Francesco De Nicola

Post Doc

About

In 2009, I received my B.Sc. degree in Physics, and in 2012 my M.Sc. with full marks in Condensed Matter Physics, both from the University of Rome La Sapienza, Italy.
My M.Sc. thesis was about Quantum Information and Computation. In particular, I theoretically simulated and experimentally realized an integrated waveguide quantum walk with optical techniques. Notably, I investigated quantum disorder phenomena such as Anderson localization, by studing the quantum walk of bosonic and fermionic particles in ordered and disordered systems.

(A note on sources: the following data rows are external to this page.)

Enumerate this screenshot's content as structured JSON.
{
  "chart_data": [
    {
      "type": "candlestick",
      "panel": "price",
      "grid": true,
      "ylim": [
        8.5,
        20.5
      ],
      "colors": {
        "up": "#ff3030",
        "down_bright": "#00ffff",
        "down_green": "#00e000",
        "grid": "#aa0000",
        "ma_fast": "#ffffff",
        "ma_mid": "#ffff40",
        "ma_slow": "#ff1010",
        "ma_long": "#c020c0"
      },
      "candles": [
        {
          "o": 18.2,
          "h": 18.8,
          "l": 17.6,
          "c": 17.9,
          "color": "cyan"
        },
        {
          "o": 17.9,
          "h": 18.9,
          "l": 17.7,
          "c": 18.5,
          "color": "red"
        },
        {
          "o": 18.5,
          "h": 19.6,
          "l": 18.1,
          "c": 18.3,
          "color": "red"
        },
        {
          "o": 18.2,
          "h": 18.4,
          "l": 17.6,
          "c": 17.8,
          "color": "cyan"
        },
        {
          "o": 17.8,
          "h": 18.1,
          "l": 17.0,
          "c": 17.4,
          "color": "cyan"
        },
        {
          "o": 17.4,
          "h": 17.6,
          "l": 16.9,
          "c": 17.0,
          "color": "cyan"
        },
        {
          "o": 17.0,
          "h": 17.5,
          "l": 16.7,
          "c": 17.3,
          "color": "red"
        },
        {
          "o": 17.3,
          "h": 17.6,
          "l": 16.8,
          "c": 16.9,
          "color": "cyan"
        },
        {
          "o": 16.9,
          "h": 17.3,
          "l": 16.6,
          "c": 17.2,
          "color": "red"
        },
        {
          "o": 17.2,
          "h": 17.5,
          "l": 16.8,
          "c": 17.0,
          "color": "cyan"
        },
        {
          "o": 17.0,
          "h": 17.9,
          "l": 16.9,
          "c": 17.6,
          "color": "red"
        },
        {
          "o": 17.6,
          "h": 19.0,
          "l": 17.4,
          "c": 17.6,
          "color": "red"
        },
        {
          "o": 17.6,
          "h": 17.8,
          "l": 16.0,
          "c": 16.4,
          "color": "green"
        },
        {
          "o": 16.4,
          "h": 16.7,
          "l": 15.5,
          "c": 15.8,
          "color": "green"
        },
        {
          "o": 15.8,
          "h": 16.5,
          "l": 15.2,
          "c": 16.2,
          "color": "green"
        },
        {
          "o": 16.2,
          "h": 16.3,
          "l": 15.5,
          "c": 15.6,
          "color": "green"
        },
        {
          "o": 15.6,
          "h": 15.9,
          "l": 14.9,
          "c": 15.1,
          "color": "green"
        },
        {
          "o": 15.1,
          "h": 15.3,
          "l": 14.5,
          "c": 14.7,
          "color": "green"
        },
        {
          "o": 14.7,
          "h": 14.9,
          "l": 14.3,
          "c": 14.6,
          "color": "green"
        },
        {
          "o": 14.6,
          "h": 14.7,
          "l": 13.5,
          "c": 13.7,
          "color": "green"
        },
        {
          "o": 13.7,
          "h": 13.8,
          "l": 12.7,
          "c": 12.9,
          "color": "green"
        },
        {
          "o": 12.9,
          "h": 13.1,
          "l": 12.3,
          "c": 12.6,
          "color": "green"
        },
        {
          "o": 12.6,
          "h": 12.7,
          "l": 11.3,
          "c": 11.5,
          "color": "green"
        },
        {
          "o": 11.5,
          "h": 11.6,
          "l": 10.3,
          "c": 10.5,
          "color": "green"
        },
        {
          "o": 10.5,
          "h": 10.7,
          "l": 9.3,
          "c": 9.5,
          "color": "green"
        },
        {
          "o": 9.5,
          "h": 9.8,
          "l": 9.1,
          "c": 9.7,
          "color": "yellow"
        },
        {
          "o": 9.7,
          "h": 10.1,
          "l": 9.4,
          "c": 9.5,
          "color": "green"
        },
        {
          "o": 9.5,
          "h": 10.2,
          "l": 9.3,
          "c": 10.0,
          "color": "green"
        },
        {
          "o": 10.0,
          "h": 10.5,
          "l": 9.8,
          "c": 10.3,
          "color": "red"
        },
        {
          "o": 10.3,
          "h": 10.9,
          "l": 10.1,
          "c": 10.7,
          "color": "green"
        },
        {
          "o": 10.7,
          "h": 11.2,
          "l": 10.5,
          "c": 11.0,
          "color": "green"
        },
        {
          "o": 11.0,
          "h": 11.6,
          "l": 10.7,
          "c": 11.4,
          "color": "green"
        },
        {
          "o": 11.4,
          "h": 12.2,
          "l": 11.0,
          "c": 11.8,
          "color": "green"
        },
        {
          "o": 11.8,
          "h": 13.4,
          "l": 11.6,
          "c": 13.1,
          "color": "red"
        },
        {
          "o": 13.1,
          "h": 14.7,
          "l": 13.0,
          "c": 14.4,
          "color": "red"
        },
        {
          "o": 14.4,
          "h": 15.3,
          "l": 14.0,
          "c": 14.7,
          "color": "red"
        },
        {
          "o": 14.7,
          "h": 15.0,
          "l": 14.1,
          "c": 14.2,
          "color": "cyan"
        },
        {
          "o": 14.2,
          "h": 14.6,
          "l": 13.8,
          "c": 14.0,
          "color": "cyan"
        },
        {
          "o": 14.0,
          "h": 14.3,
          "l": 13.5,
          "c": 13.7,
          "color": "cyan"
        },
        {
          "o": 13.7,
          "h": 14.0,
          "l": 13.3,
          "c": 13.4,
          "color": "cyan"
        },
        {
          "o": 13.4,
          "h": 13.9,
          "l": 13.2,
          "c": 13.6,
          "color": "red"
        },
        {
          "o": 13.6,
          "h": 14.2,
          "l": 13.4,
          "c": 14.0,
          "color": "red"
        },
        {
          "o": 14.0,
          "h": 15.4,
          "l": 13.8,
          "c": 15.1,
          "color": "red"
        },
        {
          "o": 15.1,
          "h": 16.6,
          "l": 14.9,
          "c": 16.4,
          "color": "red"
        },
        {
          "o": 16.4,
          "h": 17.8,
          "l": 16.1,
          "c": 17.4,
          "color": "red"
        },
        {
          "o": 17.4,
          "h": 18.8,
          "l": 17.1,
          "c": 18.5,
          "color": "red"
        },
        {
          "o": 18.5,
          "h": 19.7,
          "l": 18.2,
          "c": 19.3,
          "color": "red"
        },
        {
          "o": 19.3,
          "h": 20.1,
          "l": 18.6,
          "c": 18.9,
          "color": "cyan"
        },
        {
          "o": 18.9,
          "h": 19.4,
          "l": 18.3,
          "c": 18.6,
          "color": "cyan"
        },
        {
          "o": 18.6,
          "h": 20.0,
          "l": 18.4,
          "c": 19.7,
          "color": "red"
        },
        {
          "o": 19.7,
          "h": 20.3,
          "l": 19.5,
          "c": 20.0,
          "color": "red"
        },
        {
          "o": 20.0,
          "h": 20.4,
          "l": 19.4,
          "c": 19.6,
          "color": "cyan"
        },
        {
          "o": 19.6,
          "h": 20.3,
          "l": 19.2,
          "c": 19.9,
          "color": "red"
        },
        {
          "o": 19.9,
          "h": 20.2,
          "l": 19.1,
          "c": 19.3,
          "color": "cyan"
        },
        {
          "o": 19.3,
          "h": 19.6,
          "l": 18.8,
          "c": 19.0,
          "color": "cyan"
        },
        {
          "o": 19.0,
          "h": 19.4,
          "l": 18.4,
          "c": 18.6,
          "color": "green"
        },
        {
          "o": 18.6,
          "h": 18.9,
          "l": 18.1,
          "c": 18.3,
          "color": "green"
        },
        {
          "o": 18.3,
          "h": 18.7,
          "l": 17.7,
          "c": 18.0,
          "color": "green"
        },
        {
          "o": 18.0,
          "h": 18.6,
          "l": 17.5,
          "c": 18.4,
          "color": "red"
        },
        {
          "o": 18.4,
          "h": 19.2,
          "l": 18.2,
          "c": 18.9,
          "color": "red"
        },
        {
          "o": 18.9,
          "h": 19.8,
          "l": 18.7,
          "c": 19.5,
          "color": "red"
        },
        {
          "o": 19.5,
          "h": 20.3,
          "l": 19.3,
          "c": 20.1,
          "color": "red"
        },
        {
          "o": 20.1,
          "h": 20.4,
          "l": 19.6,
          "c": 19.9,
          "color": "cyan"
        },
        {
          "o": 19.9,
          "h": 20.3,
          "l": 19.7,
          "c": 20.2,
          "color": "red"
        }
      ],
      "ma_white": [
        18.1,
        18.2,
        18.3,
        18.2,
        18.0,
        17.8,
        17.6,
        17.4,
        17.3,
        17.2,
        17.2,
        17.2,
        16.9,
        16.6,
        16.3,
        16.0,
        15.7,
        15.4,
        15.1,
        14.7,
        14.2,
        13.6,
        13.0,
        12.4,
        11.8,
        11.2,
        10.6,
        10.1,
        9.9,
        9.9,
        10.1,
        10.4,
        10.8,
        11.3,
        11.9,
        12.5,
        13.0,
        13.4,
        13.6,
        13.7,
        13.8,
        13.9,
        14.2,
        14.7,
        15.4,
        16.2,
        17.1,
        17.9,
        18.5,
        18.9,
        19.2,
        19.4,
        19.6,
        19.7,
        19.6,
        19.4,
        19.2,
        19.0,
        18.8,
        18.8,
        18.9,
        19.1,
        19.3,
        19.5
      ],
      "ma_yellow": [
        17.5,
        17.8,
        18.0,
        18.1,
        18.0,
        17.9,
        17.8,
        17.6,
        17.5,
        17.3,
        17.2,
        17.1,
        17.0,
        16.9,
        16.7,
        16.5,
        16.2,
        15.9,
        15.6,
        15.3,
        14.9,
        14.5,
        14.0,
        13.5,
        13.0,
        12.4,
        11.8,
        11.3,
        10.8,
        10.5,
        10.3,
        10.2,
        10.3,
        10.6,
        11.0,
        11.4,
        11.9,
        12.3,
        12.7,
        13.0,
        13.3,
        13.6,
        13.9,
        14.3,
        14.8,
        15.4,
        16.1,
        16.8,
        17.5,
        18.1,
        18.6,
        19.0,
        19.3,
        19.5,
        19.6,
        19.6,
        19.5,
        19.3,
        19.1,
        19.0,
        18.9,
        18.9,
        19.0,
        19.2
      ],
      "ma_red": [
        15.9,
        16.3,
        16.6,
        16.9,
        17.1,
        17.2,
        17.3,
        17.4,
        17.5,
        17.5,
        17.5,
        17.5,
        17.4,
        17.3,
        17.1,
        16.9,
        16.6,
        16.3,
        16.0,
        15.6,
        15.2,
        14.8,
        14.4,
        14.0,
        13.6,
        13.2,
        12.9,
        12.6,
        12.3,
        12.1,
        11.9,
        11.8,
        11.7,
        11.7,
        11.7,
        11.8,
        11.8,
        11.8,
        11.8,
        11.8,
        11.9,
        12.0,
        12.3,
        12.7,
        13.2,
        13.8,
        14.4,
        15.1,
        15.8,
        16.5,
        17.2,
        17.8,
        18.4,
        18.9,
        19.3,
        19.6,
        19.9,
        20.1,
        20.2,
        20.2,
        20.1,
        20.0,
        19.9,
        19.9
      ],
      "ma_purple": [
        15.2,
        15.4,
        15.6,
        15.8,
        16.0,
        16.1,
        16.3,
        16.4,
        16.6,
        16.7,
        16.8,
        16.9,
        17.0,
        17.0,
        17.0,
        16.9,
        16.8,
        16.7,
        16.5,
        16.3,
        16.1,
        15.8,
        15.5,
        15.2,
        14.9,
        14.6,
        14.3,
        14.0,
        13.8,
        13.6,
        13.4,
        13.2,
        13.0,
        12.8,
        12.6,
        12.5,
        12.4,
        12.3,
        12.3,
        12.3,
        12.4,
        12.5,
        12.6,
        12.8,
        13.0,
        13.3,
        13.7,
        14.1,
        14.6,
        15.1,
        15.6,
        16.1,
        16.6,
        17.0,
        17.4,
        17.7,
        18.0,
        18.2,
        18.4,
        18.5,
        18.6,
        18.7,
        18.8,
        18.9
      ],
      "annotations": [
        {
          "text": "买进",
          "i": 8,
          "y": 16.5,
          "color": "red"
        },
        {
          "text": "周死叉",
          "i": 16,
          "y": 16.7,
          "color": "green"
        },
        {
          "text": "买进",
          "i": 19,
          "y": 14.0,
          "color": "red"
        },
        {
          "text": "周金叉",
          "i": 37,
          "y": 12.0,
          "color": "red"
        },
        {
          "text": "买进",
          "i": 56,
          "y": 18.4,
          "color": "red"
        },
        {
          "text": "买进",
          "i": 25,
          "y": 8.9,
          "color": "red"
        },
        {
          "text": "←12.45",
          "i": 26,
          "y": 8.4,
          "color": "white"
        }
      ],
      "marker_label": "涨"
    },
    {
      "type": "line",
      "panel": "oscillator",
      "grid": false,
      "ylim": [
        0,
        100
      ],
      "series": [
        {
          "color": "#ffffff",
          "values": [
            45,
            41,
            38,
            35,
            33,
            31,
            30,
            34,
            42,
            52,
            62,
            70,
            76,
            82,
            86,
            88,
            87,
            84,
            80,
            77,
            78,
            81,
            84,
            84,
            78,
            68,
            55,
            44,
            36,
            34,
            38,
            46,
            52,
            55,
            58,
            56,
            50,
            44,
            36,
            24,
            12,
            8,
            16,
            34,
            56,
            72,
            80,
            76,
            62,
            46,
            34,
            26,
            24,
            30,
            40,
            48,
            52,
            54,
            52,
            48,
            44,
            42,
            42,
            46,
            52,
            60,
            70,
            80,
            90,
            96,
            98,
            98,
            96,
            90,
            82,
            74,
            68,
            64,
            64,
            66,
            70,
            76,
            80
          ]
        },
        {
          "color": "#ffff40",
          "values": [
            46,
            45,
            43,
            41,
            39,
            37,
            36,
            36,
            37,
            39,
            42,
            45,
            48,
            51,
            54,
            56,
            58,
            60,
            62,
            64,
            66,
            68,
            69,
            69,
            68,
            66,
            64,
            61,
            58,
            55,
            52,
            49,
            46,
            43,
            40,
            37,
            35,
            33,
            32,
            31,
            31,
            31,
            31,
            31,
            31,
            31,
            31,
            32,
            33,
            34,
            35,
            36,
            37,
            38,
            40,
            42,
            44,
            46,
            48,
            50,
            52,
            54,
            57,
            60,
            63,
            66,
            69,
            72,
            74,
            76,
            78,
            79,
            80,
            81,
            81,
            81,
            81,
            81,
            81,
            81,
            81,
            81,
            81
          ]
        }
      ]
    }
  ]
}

In 2015, I obtained the Ph.D. in Physics with honors at the University of Rome Tor Vergata, Italy. My core work was on the properties and applications of carbon nanotube films. In particular, I fabricated carbon nanotube thin films by different synthesis methods and I characterized the films with several microscopic and spectroscopic techniques. Furthermore, I realized super-hydrophobic and anti-reflective carbon nanotube coatings, and carbon nanotube-based solar cells. Additionally, I investigated silicon, amorphous silicon, silicon nanowires, metals, oxides, polymers, graphene, and carbon nanotube aerogels. Moreover, I mentored undergraduate students and taught laboratory classes.
During the Ph.D. period, I spent four months at the Queensland University of Technology in Brisbane, Australia working as Occupational Trainee.

In 2016, I joined Istituto Italiano di Tecnologia as a Postdoctoral Researcher on Plasmon Propagation and Electrical Detection in 2D Materials. In particular, I investigate the plasmonic properties of graphene-based nanofractals for opto-electronic applications.

In 2018, I started to investigate the graphene photoacoustics properties for loudspeaker applications.

I published several peer-reviewed research articles on international journals with high impact factors, and I contributed with invited talks and posters to european conferences.

Projects

Plasmon Propagation and Electrical Detection in 2D Materials.
3D Graphene Photoacoustics.